START EXCERPTED DATA

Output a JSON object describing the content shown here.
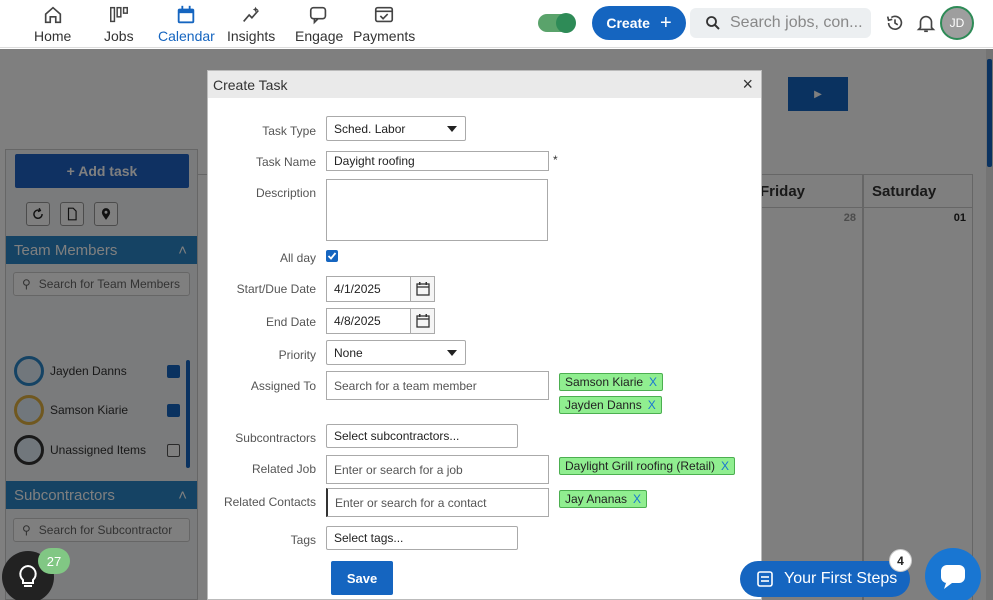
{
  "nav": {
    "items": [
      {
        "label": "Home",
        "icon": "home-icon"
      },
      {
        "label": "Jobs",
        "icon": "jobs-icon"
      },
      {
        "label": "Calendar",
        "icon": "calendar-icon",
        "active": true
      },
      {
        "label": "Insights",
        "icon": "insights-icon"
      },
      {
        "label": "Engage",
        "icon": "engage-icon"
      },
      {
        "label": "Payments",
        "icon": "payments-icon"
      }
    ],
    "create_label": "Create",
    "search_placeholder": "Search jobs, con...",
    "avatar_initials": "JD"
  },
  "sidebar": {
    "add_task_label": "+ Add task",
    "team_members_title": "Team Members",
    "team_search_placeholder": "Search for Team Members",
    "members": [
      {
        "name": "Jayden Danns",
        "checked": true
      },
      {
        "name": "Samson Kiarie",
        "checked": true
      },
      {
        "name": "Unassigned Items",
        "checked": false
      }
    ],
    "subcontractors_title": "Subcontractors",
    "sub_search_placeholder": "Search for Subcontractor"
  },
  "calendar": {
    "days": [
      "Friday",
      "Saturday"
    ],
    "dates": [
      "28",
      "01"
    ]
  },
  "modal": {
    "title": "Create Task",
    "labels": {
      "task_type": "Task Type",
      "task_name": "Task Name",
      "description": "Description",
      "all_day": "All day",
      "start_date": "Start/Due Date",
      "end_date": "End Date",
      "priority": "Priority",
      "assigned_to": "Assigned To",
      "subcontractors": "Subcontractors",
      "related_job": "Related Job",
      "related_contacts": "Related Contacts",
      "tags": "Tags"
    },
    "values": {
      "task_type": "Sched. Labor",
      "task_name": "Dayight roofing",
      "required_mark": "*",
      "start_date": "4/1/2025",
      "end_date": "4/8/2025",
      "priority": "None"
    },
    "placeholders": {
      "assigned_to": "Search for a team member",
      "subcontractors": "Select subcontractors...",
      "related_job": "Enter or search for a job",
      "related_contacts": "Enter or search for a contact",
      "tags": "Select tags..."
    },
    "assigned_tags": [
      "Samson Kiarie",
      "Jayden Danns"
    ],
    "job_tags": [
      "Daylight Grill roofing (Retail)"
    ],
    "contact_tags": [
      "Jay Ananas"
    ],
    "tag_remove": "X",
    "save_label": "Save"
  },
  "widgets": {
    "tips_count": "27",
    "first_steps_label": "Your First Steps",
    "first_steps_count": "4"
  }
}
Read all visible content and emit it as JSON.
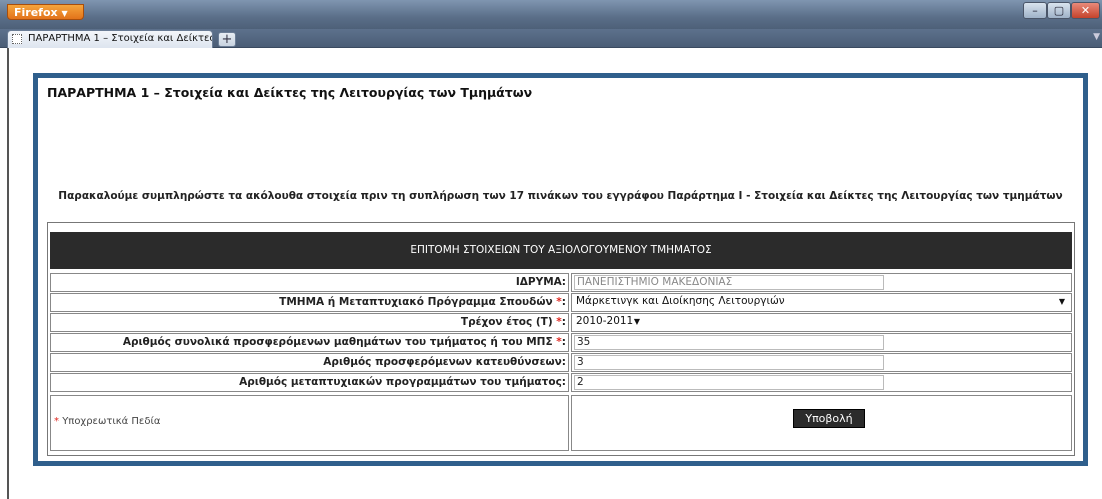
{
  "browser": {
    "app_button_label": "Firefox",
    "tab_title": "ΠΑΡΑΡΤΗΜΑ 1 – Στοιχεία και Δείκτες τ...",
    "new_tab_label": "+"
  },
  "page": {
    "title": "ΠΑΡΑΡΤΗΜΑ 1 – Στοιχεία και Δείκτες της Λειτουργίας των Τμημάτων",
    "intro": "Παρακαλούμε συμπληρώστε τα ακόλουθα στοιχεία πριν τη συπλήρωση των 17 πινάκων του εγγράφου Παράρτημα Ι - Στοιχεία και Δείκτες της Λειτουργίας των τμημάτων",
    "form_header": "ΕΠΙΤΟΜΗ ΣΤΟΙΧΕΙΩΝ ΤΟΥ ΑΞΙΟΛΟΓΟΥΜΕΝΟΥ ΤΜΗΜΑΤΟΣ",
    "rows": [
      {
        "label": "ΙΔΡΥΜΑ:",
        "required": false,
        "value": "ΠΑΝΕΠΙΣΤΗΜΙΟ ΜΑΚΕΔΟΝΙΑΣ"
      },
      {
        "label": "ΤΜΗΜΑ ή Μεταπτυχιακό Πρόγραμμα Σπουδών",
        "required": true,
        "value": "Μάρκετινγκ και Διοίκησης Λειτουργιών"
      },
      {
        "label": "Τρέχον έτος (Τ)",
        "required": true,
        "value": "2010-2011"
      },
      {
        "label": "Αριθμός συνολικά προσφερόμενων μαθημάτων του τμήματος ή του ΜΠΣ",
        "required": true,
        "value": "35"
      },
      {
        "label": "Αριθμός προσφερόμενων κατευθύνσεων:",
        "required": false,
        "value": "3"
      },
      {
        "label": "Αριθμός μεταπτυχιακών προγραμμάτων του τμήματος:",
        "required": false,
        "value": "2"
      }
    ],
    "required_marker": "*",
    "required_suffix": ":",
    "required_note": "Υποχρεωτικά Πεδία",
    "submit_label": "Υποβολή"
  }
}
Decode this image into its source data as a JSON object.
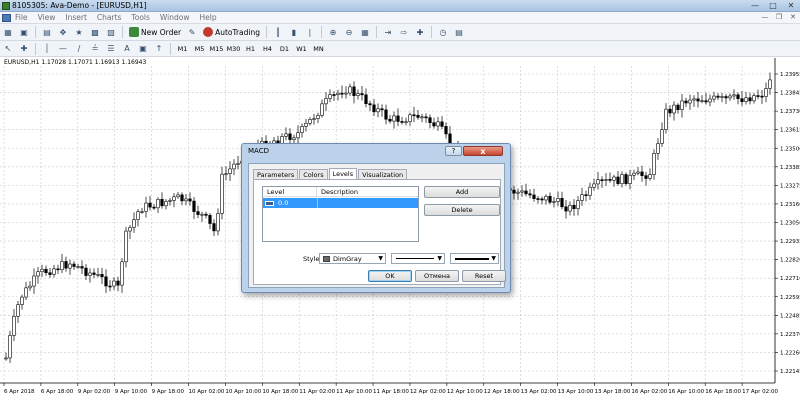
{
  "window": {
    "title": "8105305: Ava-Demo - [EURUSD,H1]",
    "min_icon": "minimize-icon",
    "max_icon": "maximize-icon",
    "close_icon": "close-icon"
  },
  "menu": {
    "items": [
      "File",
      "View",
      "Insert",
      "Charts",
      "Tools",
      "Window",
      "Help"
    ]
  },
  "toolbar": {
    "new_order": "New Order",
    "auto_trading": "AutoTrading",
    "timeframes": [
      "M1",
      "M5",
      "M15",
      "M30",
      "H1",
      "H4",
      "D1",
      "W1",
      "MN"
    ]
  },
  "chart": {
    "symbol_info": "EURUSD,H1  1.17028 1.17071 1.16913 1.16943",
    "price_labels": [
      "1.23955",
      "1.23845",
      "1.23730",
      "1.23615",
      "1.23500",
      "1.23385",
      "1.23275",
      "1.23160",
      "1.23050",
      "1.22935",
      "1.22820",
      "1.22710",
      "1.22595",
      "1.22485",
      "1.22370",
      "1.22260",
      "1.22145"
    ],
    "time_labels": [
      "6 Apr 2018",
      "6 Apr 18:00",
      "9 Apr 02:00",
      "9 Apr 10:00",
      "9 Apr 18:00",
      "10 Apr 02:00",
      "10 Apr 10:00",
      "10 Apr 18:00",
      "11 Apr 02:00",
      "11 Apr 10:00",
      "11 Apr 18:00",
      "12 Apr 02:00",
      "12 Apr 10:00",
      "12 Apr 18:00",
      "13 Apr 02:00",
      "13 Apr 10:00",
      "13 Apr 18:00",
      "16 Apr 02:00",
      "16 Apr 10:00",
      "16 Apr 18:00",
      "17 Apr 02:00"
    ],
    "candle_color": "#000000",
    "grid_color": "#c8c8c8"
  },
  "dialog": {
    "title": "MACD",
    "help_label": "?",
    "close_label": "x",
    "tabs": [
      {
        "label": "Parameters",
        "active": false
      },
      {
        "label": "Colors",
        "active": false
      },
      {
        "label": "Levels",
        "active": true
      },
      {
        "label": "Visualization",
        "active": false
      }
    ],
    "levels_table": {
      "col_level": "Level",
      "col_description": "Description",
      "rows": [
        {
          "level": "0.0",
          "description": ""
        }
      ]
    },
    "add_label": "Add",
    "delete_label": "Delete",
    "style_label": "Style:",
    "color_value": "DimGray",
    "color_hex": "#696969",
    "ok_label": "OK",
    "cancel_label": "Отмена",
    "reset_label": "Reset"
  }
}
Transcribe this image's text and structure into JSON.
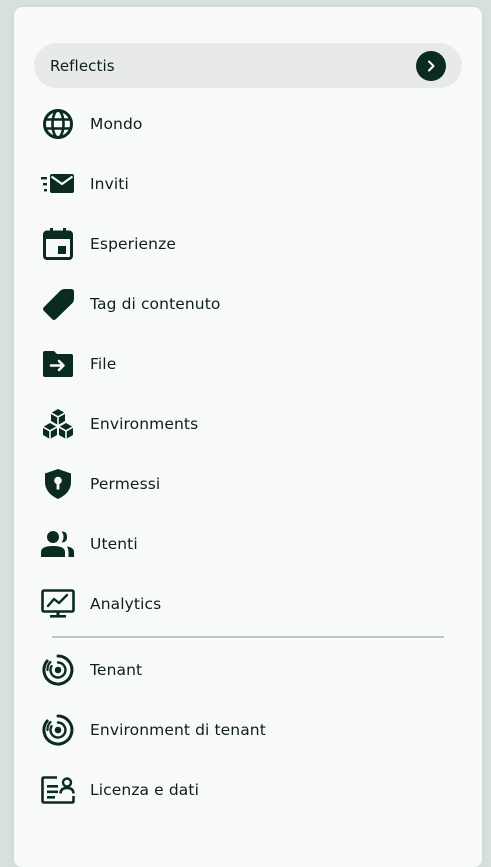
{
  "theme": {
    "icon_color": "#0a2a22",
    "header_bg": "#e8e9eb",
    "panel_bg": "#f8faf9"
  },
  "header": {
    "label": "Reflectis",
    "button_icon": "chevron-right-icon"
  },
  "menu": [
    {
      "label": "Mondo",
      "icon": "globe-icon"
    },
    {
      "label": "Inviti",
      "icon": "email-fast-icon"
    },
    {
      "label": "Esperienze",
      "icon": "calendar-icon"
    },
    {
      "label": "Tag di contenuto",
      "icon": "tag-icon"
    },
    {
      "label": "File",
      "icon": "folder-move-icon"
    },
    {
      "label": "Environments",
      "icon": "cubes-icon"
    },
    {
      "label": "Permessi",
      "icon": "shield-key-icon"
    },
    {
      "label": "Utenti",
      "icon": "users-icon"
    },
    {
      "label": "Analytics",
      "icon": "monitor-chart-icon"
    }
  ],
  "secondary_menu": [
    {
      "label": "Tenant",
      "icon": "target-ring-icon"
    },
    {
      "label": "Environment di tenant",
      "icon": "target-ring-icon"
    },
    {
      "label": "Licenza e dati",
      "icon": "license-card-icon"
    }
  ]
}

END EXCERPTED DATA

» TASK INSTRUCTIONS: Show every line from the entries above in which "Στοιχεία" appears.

» RESPONSE TO THIS EXERCISE:
    "tab_title": "ΠΑΡΑΡΤΗΜΑ 1 – Στοιχεία και Δείκτες τ...",
    "title": "ΠΑΡΑΡΤΗΜΑ 1 – Στοιχεία και Δείκτες της Λειτουργίας των Τμημάτων",
    "intro": "Παρακαλούμε συμπληρώστε τα ακόλουθα στοιχεία πριν τη συπλήρωση των 17 πινάκων του εγγράφου Παράρτημα Ι - Στοιχεία και Δείκτες της Λειτουργίας των τμημάτων",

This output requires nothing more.